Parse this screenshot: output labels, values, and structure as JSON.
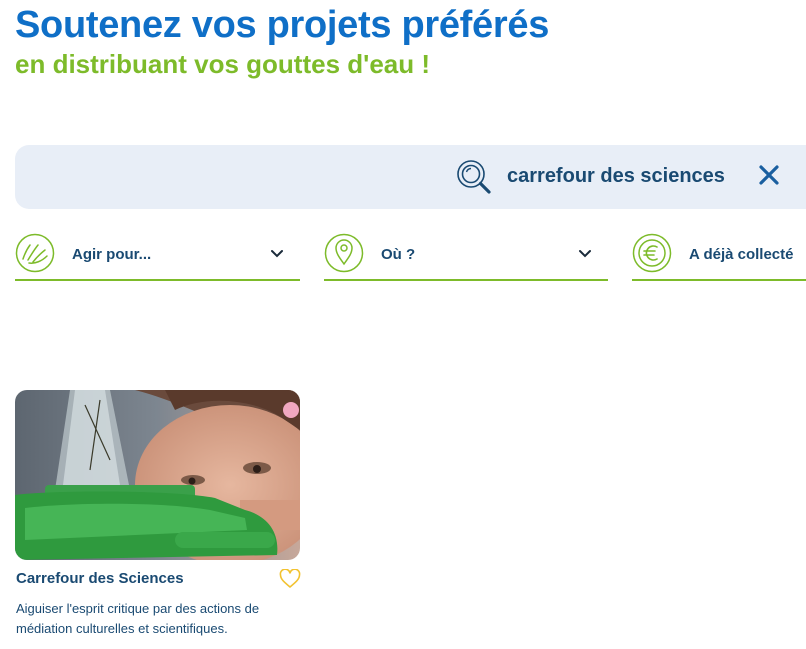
{
  "header": {
    "title": "Soutenez vos projets préférés",
    "subtitle": "en distribuant vos gouttes d'eau !"
  },
  "search": {
    "query": "carrefour des sciences",
    "icon": "search-icon",
    "clear_icon": "close-icon"
  },
  "filters": [
    {
      "label": "Agir pour...",
      "icon": "hands-icon"
    },
    {
      "label": "Où ?",
      "icon": "location-pin-icon"
    },
    {
      "label": "A déjà collecté",
      "icon": "euro-icon"
    }
  ],
  "results": [
    {
      "title": "Carrefour des Sciences",
      "description": "Aiguiser l'esprit critique par des actions de médiation culturelles et scientifiques.",
      "favorite_icon": "heart-icon"
    }
  ],
  "colors": {
    "primary_blue": "#0f6fc7",
    "accent_green": "#7dbb2a",
    "text_navy": "#1a4a72",
    "search_bg": "#e8eef7",
    "heart_yellow": "#f2c230"
  }
}
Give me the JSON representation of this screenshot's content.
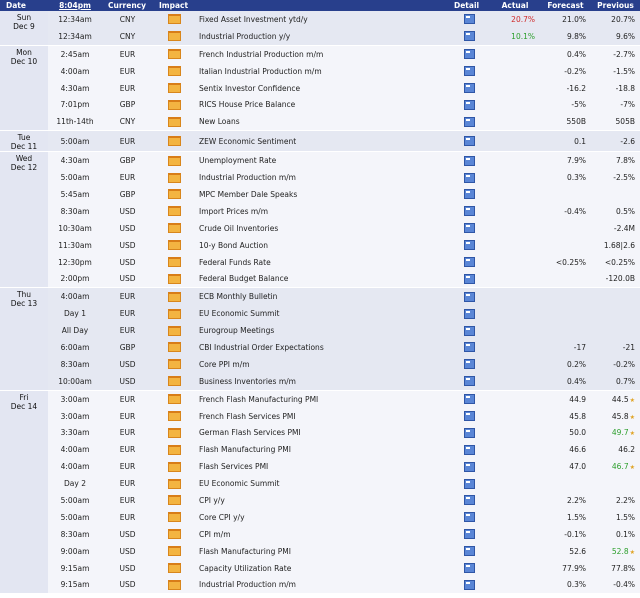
{
  "header": {
    "date": "Date",
    "time": "8:04pm",
    "currency": "Currency",
    "impact": "Impact",
    "detail": "Detail",
    "actual": "Actual",
    "forecast": "Forecast",
    "previous": "Previous"
  },
  "rows": [
    {
      "d1": "Sun",
      "d2": "Dec 9",
      "time": "12:34am",
      "cur": "CNY",
      "event": "Fixed Asset Investment ytd/y",
      "actual": "20.7%",
      "actual_color": "red",
      "forecast": "21.0%",
      "previous": "20.7%"
    },
    {
      "time": "12:34am",
      "cur": "CNY",
      "event": "Industrial Production y/y",
      "actual": "10.1%",
      "actual_color": "green",
      "forecast": "9.8%",
      "previous": "9.6%"
    },
    {
      "d1": "Mon",
      "d2": "Dec 10",
      "time": "2:45am",
      "cur": "EUR",
      "event": "French Industrial Production m/m",
      "actual": "",
      "forecast": "0.4%",
      "previous": "-2.7%"
    },
    {
      "time": "4:00am",
      "cur": "EUR",
      "event": "Italian Industrial Production m/m",
      "actual": "",
      "forecast": "-0.2%",
      "previous": "-1.5%"
    },
    {
      "time": "4:30am",
      "cur": "EUR",
      "event": "Sentix Investor Confidence",
      "actual": "",
      "forecast": "-16.2",
      "previous": "-18.8"
    },
    {
      "time": "7:01pm",
      "cur": "GBP",
      "event": "RICS House Price Balance",
      "actual": "",
      "forecast": "-5%",
      "previous": "-7%"
    },
    {
      "time": "11th-14th",
      "cur": "CNY",
      "event": "New Loans",
      "actual": "",
      "forecast": "550B",
      "previous": "505B"
    },
    {
      "d1": "Tue",
      "d2": "Dec 11",
      "time": "5:00am",
      "cur": "EUR",
      "event": "ZEW Economic Sentiment",
      "actual": "",
      "forecast": "0.1",
      "previous": "-2.6"
    },
    {
      "d1": "Wed",
      "d2": "Dec 12",
      "time": "4:30am",
      "cur": "GBP",
      "event": "Unemployment Rate",
      "actual": "",
      "forecast": "7.9%",
      "previous": "7.8%"
    },
    {
      "time": "5:00am",
      "cur": "EUR",
      "event": "Industrial Production m/m",
      "actual": "",
      "forecast": "0.3%",
      "previous": "-2.5%"
    },
    {
      "time": "5:45am",
      "cur": "GBP",
      "event": "MPC Member Dale Speaks",
      "actual": "",
      "forecast": "",
      "previous": ""
    },
    {
      "time": "8:30am",
      "cur": "USD",
      "event": "Import Prices m/m",
      "actual": "",
      "forecast": "-0.4%",
      "previous": "0.5%"
    },
    {
      "time": "10:30am",
      "cur": "USD",
      "event": "Crude Oil Inventories",
      "actual": "",
      "forecast": "",
      "previous": "-2.4M"
    },
    {
      "time": "11:30am",
      "cur": "USD",
      "event": "10-y Bond Auction",
      "actual": "",
      "forecast": "",
      "previous": "1.68|2.6"
    },
    {
      "time": "12:30pm",
      "cur": "USD",
      "event": "Federal Funds Rate",
      "actual": "",
      "forecast": "<0.25%",
      "previous": "<0.25%"
    },
    {
      "time": "2:00pm",
      "cur": "USD",
      "event": "Federal Budget Balance",
      "actual": "",
      "forecast": "",
      "previous": "-120.0B"
    },
    {
      "d1": "Thu",
      "d2": "Dec 13",
      "time": "4:00am",
      "cur": "EUR",
      "event": "ECB Monthly Bulletin",
      "actual": "",
      "forecast": "",
      "previous": ""
    },
    {
      "time": "Day 1",
      "cur": "EUR",
      "event": "EU Economic Summit",
      "actual": "",
      "forecast": "",
      "previous": ""
    },
    {
      "time": "All Day",
      "cur": "EUR",
      "event": "Eurogroup Meetings",
      "actual": "",
      "forecast": "",
      "previous": ""
    },
    {
      "time": "6:00am",
      "cur": "GBP",
      "event": "CBI Industrial Order Expectations",
      "actual": "",
      "forecast": "-17",
      "previous": "-21"
    },
    {
      "time": "8:30am",
      "cur": "USD",
      "event": "Core PPI m/m",
      "actual": "",
      "forecast": "0.2%",
      "previous": "-0.2%"
    },
    {
      "time": "10:00am",
      "cur": "USD",
      "event": "Business Inventories m/m",
      "actual": "",
      "forecast": "0.4%",
      "previous": "0.7%"
    },
    {
      "d1": "Fri",
      "d2": "Dec 14",
      "time": "3:00am",
      "cur": "EUR",
      "event": "French Flash Manufacturing PMI",
      "actual": "",
      "forecast": "44.9",
      "previous": "44.5",
      "star": true
    },
    {
      "time": "3:00am",
      "cur": "EUR",
      "event": "French Flash Services PMI",
      "actual": "",
      "forecast": "45.8",
      "previous": "45.8",
      "star": true
    },
    {
      "time": "3:30am",
      "cur": "EUR",
      "event": "German Flash Services PMI",
      "actual": "",
      "forecast": "50.0",
      "previous": "49.7",
      "previous_color": "green",
      "star": true
    },
    {
      "time": "4:00am",
      "cur": "EUR",
      "event": "Flash Manufacturing PMI",
      "actual": "",
      "forecast": "46.6",
      "previous": "46.2"
    },
    {
      "time": "4:00am",
      "cur": "EUR",
      "event": "Flash Services PMI",
      "actual": "",
      "forecast": "47.0",
      "previous": "46.7",
      "previous_color": "green",
      "star": true
    },
    {
      "time": "Day 2",
      "cur": "EUR",
      "event": "EU Economic Summit",
      "actual": "",
      "forecast": "",
      "previous": ""
    },
    {
      "time": "5:00am",
      "cur": "EUR",
      "event": "CPI y/y",
      "actual": "",
      "forecast": "2.2%",
      "previous": "2.2%"
    },
    {
      "time": "5:00am",
      "cur": "EUR",
      "event": "Core CPI y/y",
      "actual": "",
      "forecast": "1.5%",
      "previous": "1.5%"
    },
    {
      "time": "8:30am",
      "cur": "USD",
      "event": "CPI m/m",
      "actual": "",
      "forecast": "-0.1%",
      "previous": "0.1%"
    },
    {
      "time": "9:00am",
      "cur": "USD",
      "event": "Flash Manufacturing PMI",
      "actual": "",
      "forecast": "52.6",
      "previous": "52.8",
      "previous_color": "green",
      "star": true
    },
    {
      "time": "9:15am",
      "cur": "USD",
      "event": "Capacity Utilization Rate",
      "actual": "",
      "forecast": "77.9%",
      "previous": "77.8%"
    },
    {
      "time": "9:15am",
      "cur": "USD",
      "event": "Industrial Production m/m",
      "actual": "",
      "forecast": "0.3%",
      "previous": "-0.4%"
    }
  ],
  "day_groups": [
    {
      "start": 0,
      "span": 2,
      "shade": "even"
    },
    {
      "start": 2,
      "span": 5,
      "shade": "odd"
    },
    {
      "start": 7,
      "span": 1,
      "shade": "even"
    },
    {
      "start": 8,
      "span": 8,
      "shade": "odd"
    },
    {
      "start": 16,
      "span": 6,
      "shade": "even"
    },
    {
      "start": 22,
      "span": 12,
      "shade": "odd"
    }
  ]
}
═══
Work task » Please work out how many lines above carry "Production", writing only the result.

Task output » 5